In July 2017 a study I edited was released: a major report on cancer control in Latin America, with a focus on inequality in access to care. The report is based on the Latin America Cancer Control Scorecard (LACCS), which assesses cancer-control policies and programmes in 12 Latin American countries.
Limited resources dedicated to cancer care are not the only problem in Latin America. Our study shows that the fundamental problem is an inefficient distribution of cancer-control assets. This arises from three overlapping issues: fragmentation within Latin American health systems; disparities in provision based on ability to pay; and geographical differences in provision. Policymakers will need to tackle these inequalities in order to ensure continued progress in cancer control.
Highlights from the research:
- Cancer is the second-biggest killer in Latin America, accounting for 19% of all deaths on average. The International Agency for Research on Cancer projects the number of cancer deaths in Latin America to more than double by 2035.
- In recent years the region has made important steps forward, such as widespread human papillomavirus (HPV) vaccination, increasingly stringent anti-tobacco laws and growing access to cancer care for the previously uninsured.
- However, problems persist, especially the accelerating obesity epidemic, “medical apartheid” that is restricting poorer citizens to less well-resourced care, and a widespread lack of palliative care.

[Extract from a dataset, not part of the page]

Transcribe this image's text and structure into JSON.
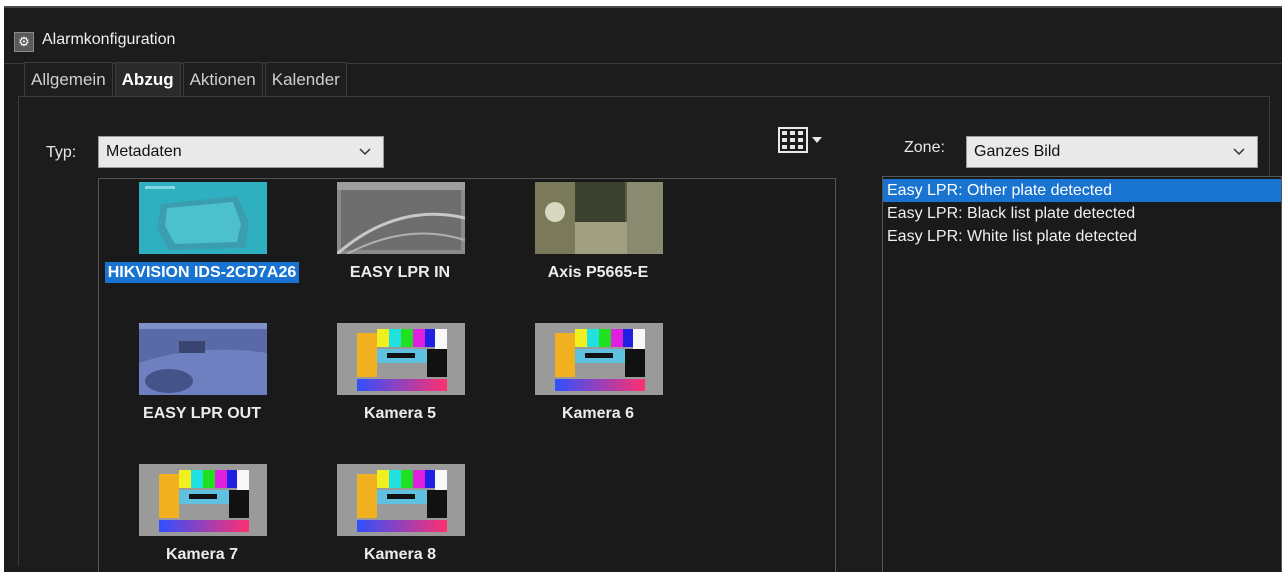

- Cancer-control efforts in Uruguay and Costa Rica receive the best average scores in The EIU’s Latin America Cancer Control Scorecard (LACCS), while the room for improvement is largest in Paraguay and Bolivia.
More people in Latin America are getting cancer care than ever before. Too often, though, the poor, those in the countryside, and uninsured people experience insufficient cancer care, according to a new report published today (July 5th) by The Economist Intelligence Unit (EIU), Cancer control, access and inequality in Latin America: A tale of light and shadow, commissioned by Roche.
The report is based on the Latin America Cancer Control Scorecard (LACCS), which assesses cancer-control policies and programmes in 12 Latin American countries. One-half of countries have put in place cancer-control plans. However, around one-third of these plans are not up-to-date (as they do not cover the current year), and one-half of them do not include specific provisions to address inequalities.
Progress has been made in rolling out population-based cancer registries, but issues with data quality and coverage persist. Other areas with room for improvement include high rates of late-stage diagnosis, insufficient resources for current and future cancer-care needs and fragmented healthcare systems.
Inequalities in access to cancer care are a particular problem. Access is worse for those unable to afford private insurance or to obtain social security-based insurance through their employment. Moreover, cancer control in rural areas remains a concern. Specialist human resources and equipment are concentrated in urban areas, making diagnosis less likely and adding travel expenses to effective treatment costs.
More posts on global health:
- Cancer preparedness in Latin America: The need to build on recent progress
- Index of Cancer Preparedness reveals huge gaps in health system readiness and governance
- Why the fight against non-communicable diseases starts in adolescence
- Sweden offers both best practice and room for improvement on value-based healthcare
- Global healthy ageing challenges: The need for transformation